A payment platform or gateway authorizes electronic credit card and Automated Clearing House (ACH) payments to provide seamless payment processing for businesses. It is similar to a POS terminal found in many retail establishments. Payment gateways encrypt and store sensitive data, including credit card numbers, ACH account numbers, AVV and CVV2 information, ensuring that confidential information is safe while processing payments. These gateways are also responsible for transferring payment information to the customer’s acquiring bank. Payment gateways reduce a business’ liability and ensure that payments are processed securely.
You can automate payment processing by having a secure software vendor communicate with the payment gateway and the acquiring bank to provide seamless payment processing. Your customers will be prompted with a secure payment page during checkout. Several steps take place during the transaction process, which takes only a couple seconds. It all starts when a user submits a payment from a business’ website, ERP or third party application.
Examples of switches/gateways in Ghana
In Ghana, there are some examples of payment systems who perform outsourced duties of government agencies. For instance, GcNet, E-transact, GhISPS and Subah. They assist in the Ghana Customs, Ghana Ports & Harbours, Banks and other financial institutions and the Ghana Revenue Authority and National Communications Authority in managing the respective services and monitor service in and outflows.
What is the Ghana Retail Payment System (GRPS)?
The GRPS is a new platform created by the Bank of Ghana to among other things serve as a single window for all e-payment transactions with the aim of applying advanced technology to increase penetration and enhancing payment delivery channels through efficient monitoring.
It is simply known as the Sibton Switch and just like other switches; the Sibton platform will be operated by a private company, Sibton Switch Services Limited (SSSL). They are required to build a financially inclusive switch made up of state-of-the-art software and hardware, robust enough to secure the integrity of the entire system and against cyber-attacks. This requires a substantial investment but absorbs the consumer from high cost of services, even though quality and standards will be guaranteed.
Who pays for the Switch?
The Sibton Switch is a Build, Own & Operate (BOO) system which places greater obligation on the private operator to ensure the highest integrity. The Bank of Ghana only grants the permission or licence. It does not spend any money on this service. An estimated investment of about $4.6billion will come from the private company and its investors.

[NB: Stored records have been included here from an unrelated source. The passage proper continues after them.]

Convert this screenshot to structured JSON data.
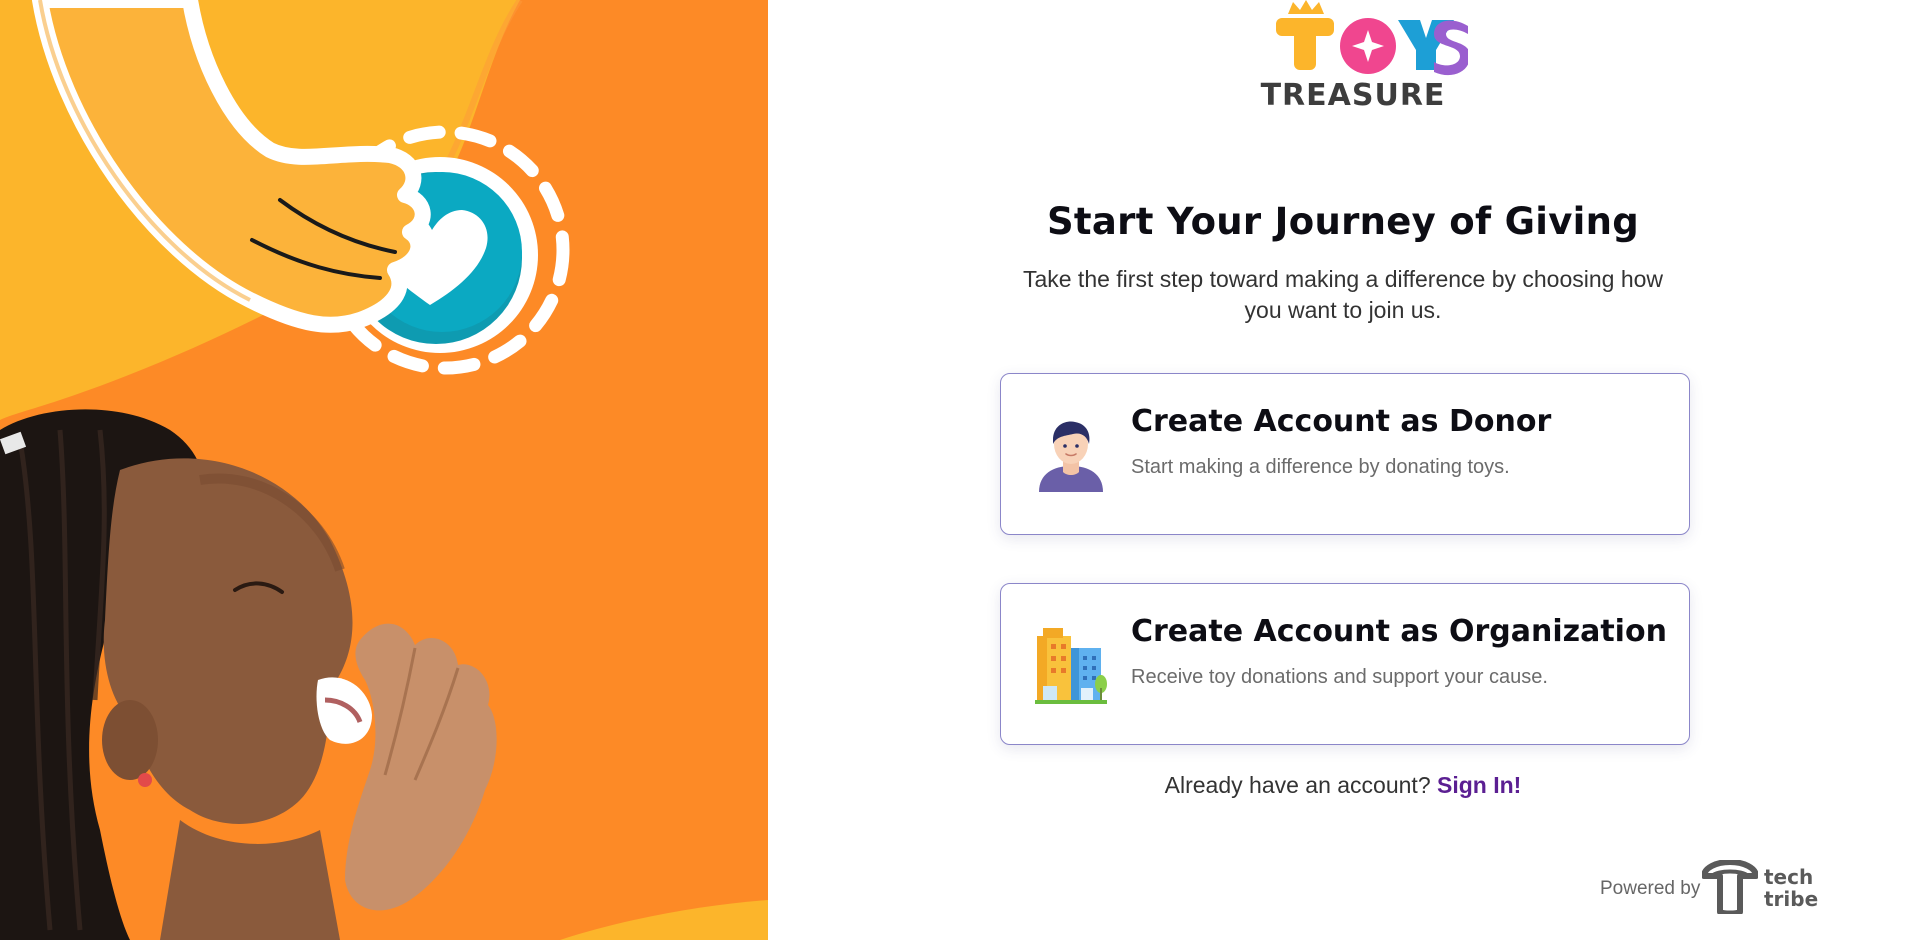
{
  "brand": {
    "logo_word": "TOYS",
    "logo_sub": "TREASURE",
    "colors": {
      "yellow": "#fcb52b",
      "pink": "#f0468f",
      "blue": "#1d9fd6",
      "purple": "#9a5fcf",
      "dark": "#3d3d3d"
    }
  },
  "hero": {
    "image": "girl-shouting-with-heart-coin-illustration",
    "colors": {
      "orange": "#fd8a26",
      "yellow": "#fcb52b",
      "teal": "#0ba9c2"
    }
  },
  "header": {
    "title": "Start Your Journey of Giving",
    "subtitle": "Take the first step toward making a difference by choosing how you want to join us."
  },
  "options": [
    {
      "title": "Create Account as Donor",
      "description": "Start making a difference by donating toys.",
      "icon": "person-avatar-icon"
    },
    {
      "title": "Create Account as Organization",
      "description": "Receive toy donations and support your cause.",
      "icon": "building-icon"
    }
  ],
  "signin": {
    "prompt": "Already have an account?",
    "link_label": "Sign In!",
    "link_color": "#5b1f92"
  },
  "footer": {
    "powered_by": "Powered by",
    "company_line1": "tech",
    "company_line2": "tribe"
  }
}
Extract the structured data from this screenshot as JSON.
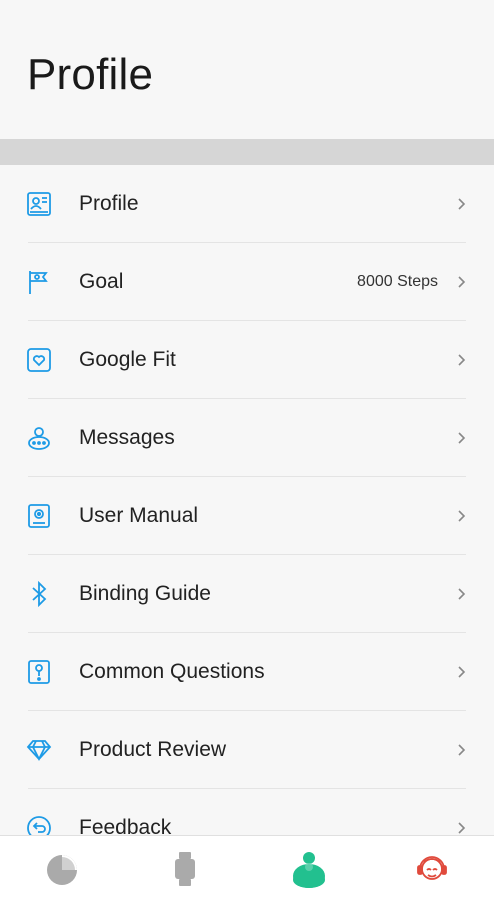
{
  "header": {
    "title": "Profile"
  },
  "colors": {
    "accent_blue": "#1e9be6",
    "nav_active": "#22c08f",
    "nav_inactive": "#aaaaaa",
    "support_red": "#e04a3c"
  },
  "menu": {
    "items": [
      {
        "label": "Profile",
        "value": "",
        "icon": "profile-card-icon"
      },
      {
        "label": "Goal",
        "value": "8000 Steps",
        "icon": "flag-icon"
      },
      {
        "label": "Google Fit",
        "value": "",
        "icon": "google-fit-icon"
      },
      {
        "label": "Messages",
        "value": "",
        "icon": "messages-icon"
      },
      {
        "label": "User Manual",
        "value": "",
        "icon": "user-manual-icon"
      },
      {
        "label": "Binding Guide",
        "value": "",
        "icon": "bluetooth-icon"
      },
      {
        "label": "Common Questions",
        "value": "",
        "icon": "questions-icon"
      },
      {
        "label": "Product Review",
        "value": "",
        "icon": "diamond-icon"
      },
      {
        "label": "Feedback",
        "value": "",
        "icon": "feedback-icon"
      }
    ]
  },
  "bottom_nav": {
    "tabs": [
      {
        "icon": "pie-chart-icon",
        "active": false
      },
      {
        "icon": "watch-icon",
        "active": false
      },
      {
        "icon": "person-icon",
        "active": true
      },
      {
        "icon": "customer-support-icon",
        "active": false
      }
    ]
  }
}
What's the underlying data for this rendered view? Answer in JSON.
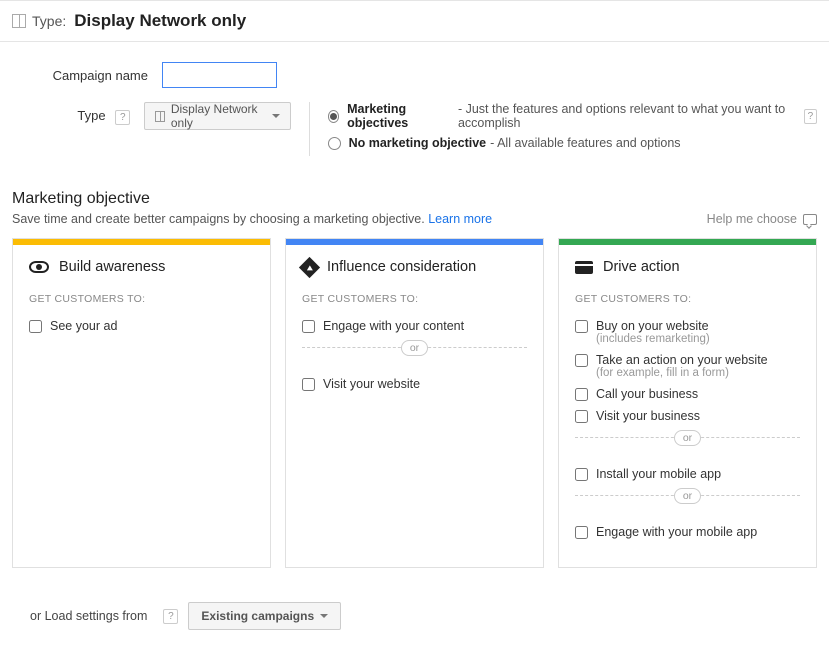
{
  "header": {
    "type_label": "Type:",
    "type_value": "Display Network only"
  },
  "form": {
    "campaign_name_label": "Campaign name",
    "campaign_name_value": "",
    "type_label": "Type",
    "type_dropdown_value": "Display Network only",
    "radios": {
      "marketing_label": "Marketing objectives",
      "marketing_desc": " - Just the features and options relevant to what you want to accomplish",
      "no_marketing_label": "No marketing objective",
      "no_marketing_desc": " - All available features and options"
    }
  },
  "section": {
    "title": "Marketing objective",
    "subtitle": "Save time and create better campaigns by choosing a marketing objective. ",
    "learn_more": "Learn more",
    "help_me_choose": "Help me choose"
  },
  "cards": {
    "get_customers_to": "GET CUSTOMERS TO:",
    "or": "or",
    "awareness": {
      "title": "Build awareness",
      "opt1": "See your ad"
    },
    "consideration": {
      "title": "Influence consideration",
      "opt1": "Engage with your content",
      "opt2": "Visit your website"
    },
    "action": {
      "title": "Drive action",
      "opt1": "Buy on your website ",
      "opt1_secondary": "(includes remarketing)",
      "opt2": "Take an action on your website",
      "opt2_secondary": "(for example, fill in a form)",
      "opt3": "Call your business",
      "opt4": "Visit your business",
      "opt5": "Install your mobile app",
      "opt6": "Engage with your mobile app"
    }
  },
  "footer": {
    "or_load": "or Load settings from",
    "button": "Existing campaigns"
  },
  "help_icon": "?"
}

They are willing to invest such a whooping amount because they intend building an ultramodern infrastructure which will be robust, resilient and can stand the test of time. If they fail to build a strong system, they will bear the blunt and not the central bank. The operator is not supposed to transfer any costs onto the consumer. Instead, it is enjoined to at broadening the scope on the platform, because the bigger the size, the less cost to customers. Cost affordability to the consumer is key.
What are benefits to the consumer?
With this Switch, consumers will pay lesser than what pertains in the current pricing scheme. If you do a mobile money transaction worth GHC 1,000 you will pay GHC 7.50 and not the current GHC 10 charge. Costs and other expenses incurred by the operator will not be transferred to the consumer, rather as platform is expanded, the cost decreases.
Why BOG deserves commendation
Even though this platform is long overdue, the central bank deserves commendation for exercising the will within its legal remits to commission it.
It will no doubt, solidify gains made and attain some more. Again, the investors behind this Switch also deserved commendation for their desire and willingness to invest such a colossal amount into the local economy and supporting efforts to ensure financial inclusion.
The complex, highly technical and sophisticated nature of the industry requires decisive investments. The task does not require few millions to execute. It is a serious business which requires serious investments.
By: Maxwell Addo